#### [What you have to do]
Start to finish, repeat the records exactly.

Excerpts from an interface dataset:
- - - - - - -

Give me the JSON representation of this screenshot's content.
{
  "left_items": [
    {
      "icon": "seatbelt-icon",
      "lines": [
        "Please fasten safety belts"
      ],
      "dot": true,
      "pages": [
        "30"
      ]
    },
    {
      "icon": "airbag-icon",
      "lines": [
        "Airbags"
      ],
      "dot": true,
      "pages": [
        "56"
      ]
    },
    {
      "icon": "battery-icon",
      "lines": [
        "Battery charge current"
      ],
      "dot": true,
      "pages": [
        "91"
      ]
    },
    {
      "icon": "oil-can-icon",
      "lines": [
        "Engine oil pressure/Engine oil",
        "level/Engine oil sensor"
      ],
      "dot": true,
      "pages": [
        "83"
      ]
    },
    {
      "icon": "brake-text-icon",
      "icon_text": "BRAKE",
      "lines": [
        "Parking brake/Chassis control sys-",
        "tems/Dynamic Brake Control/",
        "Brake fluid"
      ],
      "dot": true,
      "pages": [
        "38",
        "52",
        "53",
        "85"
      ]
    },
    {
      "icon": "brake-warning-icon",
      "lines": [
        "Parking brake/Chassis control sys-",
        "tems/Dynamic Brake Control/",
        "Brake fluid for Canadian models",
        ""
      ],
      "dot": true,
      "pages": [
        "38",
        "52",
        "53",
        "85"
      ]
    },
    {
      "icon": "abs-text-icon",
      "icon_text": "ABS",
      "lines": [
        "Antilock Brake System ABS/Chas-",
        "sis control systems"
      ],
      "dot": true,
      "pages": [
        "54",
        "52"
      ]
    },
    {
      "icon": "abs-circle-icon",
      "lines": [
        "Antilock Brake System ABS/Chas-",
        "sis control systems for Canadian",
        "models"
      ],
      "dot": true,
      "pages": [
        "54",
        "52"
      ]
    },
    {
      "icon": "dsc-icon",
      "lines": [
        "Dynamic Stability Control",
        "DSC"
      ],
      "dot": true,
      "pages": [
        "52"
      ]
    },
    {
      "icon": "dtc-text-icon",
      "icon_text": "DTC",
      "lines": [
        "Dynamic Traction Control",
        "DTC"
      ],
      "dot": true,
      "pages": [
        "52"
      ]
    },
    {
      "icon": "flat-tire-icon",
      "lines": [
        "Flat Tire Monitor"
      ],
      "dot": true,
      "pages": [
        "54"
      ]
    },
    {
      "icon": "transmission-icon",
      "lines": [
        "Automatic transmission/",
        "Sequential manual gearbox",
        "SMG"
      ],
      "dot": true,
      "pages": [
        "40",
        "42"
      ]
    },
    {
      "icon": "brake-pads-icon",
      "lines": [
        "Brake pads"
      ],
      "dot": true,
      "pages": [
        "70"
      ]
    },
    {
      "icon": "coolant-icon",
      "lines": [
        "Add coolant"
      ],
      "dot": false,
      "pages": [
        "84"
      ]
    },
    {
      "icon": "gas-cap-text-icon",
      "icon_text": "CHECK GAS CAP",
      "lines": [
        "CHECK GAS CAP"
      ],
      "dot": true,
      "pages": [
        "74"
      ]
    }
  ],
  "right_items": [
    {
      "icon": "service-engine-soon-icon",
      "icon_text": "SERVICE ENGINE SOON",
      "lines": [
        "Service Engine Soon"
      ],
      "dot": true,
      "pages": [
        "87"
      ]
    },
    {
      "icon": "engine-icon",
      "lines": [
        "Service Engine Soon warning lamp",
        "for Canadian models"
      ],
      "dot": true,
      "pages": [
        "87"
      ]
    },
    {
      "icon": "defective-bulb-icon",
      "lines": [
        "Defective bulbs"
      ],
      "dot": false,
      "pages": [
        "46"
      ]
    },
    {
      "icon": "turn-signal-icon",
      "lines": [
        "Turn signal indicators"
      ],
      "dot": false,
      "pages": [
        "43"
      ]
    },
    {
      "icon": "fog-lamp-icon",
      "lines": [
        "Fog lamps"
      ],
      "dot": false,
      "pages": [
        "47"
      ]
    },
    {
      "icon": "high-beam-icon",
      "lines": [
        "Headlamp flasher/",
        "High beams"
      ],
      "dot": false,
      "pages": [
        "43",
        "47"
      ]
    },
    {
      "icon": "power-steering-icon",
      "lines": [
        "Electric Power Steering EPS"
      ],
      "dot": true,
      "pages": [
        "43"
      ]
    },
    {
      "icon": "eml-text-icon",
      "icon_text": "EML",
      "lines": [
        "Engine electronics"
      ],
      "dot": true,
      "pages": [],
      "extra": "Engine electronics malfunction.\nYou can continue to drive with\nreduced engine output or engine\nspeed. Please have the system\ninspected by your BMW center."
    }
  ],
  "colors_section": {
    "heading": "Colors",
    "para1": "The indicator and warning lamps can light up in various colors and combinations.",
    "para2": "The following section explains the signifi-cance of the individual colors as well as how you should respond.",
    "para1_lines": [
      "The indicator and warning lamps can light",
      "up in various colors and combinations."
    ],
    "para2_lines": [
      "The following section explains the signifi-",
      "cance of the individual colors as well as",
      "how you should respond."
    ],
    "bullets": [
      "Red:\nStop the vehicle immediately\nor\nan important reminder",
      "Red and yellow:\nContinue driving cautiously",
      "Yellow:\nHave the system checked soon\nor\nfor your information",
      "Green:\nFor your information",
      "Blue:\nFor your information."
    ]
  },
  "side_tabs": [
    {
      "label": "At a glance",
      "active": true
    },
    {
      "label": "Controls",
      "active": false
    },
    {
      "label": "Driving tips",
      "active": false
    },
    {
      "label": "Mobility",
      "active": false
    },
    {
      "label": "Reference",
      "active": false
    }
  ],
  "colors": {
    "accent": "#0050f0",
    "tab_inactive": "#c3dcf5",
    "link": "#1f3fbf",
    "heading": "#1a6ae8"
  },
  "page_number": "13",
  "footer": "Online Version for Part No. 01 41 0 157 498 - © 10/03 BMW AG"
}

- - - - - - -

#### [Response for this exercise]
Give me the JSON representation of this screenshot's content.
{
  "left_items": [
    {
      "icon": "seatbelt-icon",
      "lines": [
        "Please fasten safety belts"
      ],
      "dot": true,
      "pages": [
        "30"
      ]
    },
    {
      "icon": "airbag-icon",
      "lines": [
        "Airbags"
      ],
      "dot": true,
      "pages": [
        "56"
      ]
    },
    {
      "icon": "battery-icon",
      "lines": [
        "Battery charge current"
      ],
      "dot": true,
      "pages": [
        "91"
      ]
    },
    {
      "icon": "oil-can-icon",
      "lines": [
        "Engine oil pressure/Engine oil",
        "level/Engine oil sensor"
      ],
      "dot": true,
      "pages": [
        "83"
      ]
    },
    {
      "icon": "brake-text-icon",
      "icon_text": "BRAKE",
      "lines": [
        "Parking brake/Chassis control sys-",
        "tems/Dynamic Brake Control/",
        "Brake fluid"
      ],
      "dot": true,
      "pages": [
        "38",
        "52",
        "53",
        "85"
      ]
    },
    {
      "icon": "brake-warning-icon",
      "lines": [
        "Parking brake/Chassis control sys-",
        "tems/Dynamic Brake Control/",
        "Brake fluid for Canadian models",
        ""
      ],
      "dot": true,
      "pages": [
        "38",
        "52",
        "53",
        "85"
      ]
    },
    {
      "icon": "abs-text-icon",
      "icon_text": "ABS",
      "lines": [
        "Antilock Brake System ABS/Chas-",
        "sis control systems"
      ],
      "dot": true,
      "pages": [
        "54",
        "52"
      ]
    },
    {
      "icon": "abs-circle-icon",
      "lines": [
        "Antilock Brake System ABS/Chas-",
        "sis control systems for Canadian",
        "models"
      ],
      "dot": true,
      "pages": [
        "54",
        "52"
      ]
    },
    {
      "icon": "dsc-icon",
      "lines": [
        "Dynamic Stability Control",
        "DSC"
      ],
      "dot": true,
      "pages": [
        "52"
      ]
    },
    {
      "icon": "dtc-text-icon",
      "icon_text": "DTC",
      "lines": [
        "Dynamic Traction Control",
        "DTC"
      ],
      "dot": true,
      "pages": [
        "52"
      ]
    },
    {
      "icon": "flat-tire-icon",
      "lines": [
        "Flat Tire Monitor"
      ],
      "dot": true,
      "pages": [
        "54"
      ]
    },
    {
      "icon": "transmission-icon",
      "lines": [
        "Automatic transmission/",
        "Sequential manual gearbox",
        "SMG"
      ],
      "dot": true,
      "pages": [
        "40",
        "42"
      ]
    },
    {
      "icon": "brake-pads-icon",
      "lines": [
        "Brake pads"
      ],
      "dot": true,
      "pages": [
        "70"
      ]
    },
    {
      "icon": "coolant-icon",
      "lines": [
        "Add coolant"
      ],
      "dot": false,
      "pages": [
        "84"
      ]
    },
    {
      "icon": "gas-cap-text-icon",
      "icon_text": "CHECK GAS CAP",
      "lines": [
        "CHECK GAS CAP"
      ],
      "dot": true,
      "pages": [
        "74"
      ]
    }
  ],
  "right_items": [
    {
      "icon": "service-engine-soon-icon",
      "icon_text": "SERVICE ENGINE SOON",
      "lines": [
        "Service Engine Soon"
      ],
      "dot": true,
      "pages": [
        "87"
      ]
    },
    {
      "icon": "engine-icon",
      "lines": [
        "Service Engine Soon warning lamp",
        "for Canadian models"
      ],
      "dot": true,
      "pages": [
        "87"
      ]
    },
    {
      "icon": "defective-bulb-icon",
      "lines": [
        "Defective bulbs"
      ],
      "dot": false,
      "pages": [
        "46"
      ]
    },
    {
      "icon": "turn-signal-icon",
      "lines": [
        "Turn signal indicators"
      ],
      "dot": false,
      "pages": [
        "43"
      ]
    },
    {
      "icon": "fog-lamp-icon",
      "lines": [
        "Fog lamps"
      ],
      "dot": false,
      "pages": [
        "47"
      ]
    },
    {
      "icon": "high-beam-icon",
      "lines": [
        "Headlamp flasher/",
        "High beams"
      ],
      "dot": false,
      "pages": [
        "43",
        "47"
      ]
    },
    {
      "icon": "power-steering-icon",
      "lines": [
        "Electric Power Steering EPS"
      ],
      "dot": true,
      "pages": [
        "43"
      ]
    },
    {
      "icon": "eml-text-icon",
      "icon_text": "EML",
      "lines": [
        "Engine electronics"
      ],
      "dot": true,
      "pages": [],
      "extra": "Engine electronics malfunction.\nYou can continue to drive with\nreduced engine output or engine\nspeed. Please have the system\ninspected by your BMW center."
    }
  ],
  "colors_section": {
    "heading": "Colors",
    "para1": "The indicator and warning lamps can light up in various colors and combinations.",
    "para2": "The following section explains the signifi-cance of the individual colors as well as how you should respond.",
    "para1_lines": [
      "The indicator and warning lamps can light",
      "up in various colors and combinations."
    ],
    "para2_lines": [
      "The following section explains the signifi-",
      "cance of the individual colors as well as",
      "how you should respond."
    ],
    "bullets": [
      "Red:\nStop the vehicle immediately\nor\nan important reminder",
      "Red and yellow:\nContinue driving cautiously",
      "Yellow:\nHave the system checked soon\nor\nfor your information",
      "Green:\nFor your information",
      "Blue:\nFor your information."
    ]
  },
  "side_tabs": [
    {
      "label": "At a glance",
      "active": true
    },
    {
      "label": "Controls",
      "active": false
    },
    {
      "label": "Driving tips",
      "active": false
    },
    {
      "label": "Mobility",
      "active": false
    },
    {
      "label": "Reference",
      "active": false
    }
  ],
  "colors": {
    "accent": "#0050f0",
    "tab_inactive": "#c3dcf5",
    "link": "#1f3fbf",
    "heading": "#1a6ae8"
  },
  "page_number": "13",
  "footer": "Online Version for Part No. 01 41 0 157 498 - © 10/03 BMW AG"
}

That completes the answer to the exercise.